_What you need to do:_
Scan the data, and whenever a line contains "JSON", copy it.

_Material supplied:_
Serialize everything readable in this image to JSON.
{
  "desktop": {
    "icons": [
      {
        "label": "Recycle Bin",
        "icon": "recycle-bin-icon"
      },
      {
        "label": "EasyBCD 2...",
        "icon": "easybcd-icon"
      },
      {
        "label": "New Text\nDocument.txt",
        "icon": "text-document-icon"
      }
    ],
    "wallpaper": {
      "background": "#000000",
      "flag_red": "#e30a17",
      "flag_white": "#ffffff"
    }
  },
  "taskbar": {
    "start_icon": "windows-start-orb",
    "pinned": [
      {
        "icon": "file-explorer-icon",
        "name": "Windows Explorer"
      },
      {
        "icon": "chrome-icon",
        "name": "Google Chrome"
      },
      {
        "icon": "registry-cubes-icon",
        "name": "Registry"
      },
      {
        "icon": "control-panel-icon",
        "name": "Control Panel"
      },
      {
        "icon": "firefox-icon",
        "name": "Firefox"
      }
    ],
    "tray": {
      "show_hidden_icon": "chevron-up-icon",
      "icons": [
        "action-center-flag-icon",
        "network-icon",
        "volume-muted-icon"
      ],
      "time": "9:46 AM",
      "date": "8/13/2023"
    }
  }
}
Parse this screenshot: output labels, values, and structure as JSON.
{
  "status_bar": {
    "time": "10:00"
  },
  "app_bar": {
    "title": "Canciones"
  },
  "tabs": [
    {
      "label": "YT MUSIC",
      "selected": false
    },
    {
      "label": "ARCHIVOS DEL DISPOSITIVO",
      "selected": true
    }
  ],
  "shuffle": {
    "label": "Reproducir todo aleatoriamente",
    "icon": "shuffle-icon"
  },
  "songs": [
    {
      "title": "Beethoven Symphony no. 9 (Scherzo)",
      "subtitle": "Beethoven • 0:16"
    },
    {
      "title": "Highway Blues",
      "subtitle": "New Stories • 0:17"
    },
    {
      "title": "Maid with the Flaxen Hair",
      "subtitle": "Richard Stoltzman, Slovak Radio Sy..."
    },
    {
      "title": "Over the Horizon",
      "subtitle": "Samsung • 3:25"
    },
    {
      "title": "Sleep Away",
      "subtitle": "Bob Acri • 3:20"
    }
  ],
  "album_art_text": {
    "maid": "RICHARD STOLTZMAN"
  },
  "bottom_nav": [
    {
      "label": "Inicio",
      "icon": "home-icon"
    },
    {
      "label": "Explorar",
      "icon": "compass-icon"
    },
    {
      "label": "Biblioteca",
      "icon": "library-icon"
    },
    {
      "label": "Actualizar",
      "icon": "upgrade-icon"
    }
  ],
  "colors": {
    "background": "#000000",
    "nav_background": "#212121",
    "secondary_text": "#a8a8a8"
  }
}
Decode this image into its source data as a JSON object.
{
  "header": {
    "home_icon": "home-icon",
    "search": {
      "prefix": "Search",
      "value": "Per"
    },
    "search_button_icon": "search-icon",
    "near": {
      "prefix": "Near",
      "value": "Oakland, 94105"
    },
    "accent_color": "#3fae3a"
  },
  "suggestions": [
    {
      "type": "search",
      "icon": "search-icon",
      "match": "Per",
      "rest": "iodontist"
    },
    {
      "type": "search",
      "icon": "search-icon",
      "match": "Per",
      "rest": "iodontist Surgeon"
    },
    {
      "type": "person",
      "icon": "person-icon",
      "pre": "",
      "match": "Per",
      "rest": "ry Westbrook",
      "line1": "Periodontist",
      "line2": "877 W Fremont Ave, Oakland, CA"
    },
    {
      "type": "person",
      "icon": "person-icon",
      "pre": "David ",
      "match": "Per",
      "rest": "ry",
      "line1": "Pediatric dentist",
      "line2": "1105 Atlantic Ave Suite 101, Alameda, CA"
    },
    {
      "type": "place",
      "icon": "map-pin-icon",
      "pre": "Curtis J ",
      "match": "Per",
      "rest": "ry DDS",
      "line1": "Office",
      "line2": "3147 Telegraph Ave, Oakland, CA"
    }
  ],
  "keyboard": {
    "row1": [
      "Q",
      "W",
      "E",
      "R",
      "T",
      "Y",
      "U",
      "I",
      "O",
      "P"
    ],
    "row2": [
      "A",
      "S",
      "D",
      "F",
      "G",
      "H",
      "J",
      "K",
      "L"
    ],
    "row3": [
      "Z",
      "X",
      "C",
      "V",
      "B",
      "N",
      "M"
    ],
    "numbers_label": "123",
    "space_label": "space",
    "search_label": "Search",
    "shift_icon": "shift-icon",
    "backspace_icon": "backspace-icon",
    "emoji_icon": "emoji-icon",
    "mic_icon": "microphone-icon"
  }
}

_Response for this exercise:_
Serialize everything readable in this image to JSON.
Parse this screenshot: output labels, values, and structure as JSON.
Decode this image into its source data as a JSON object.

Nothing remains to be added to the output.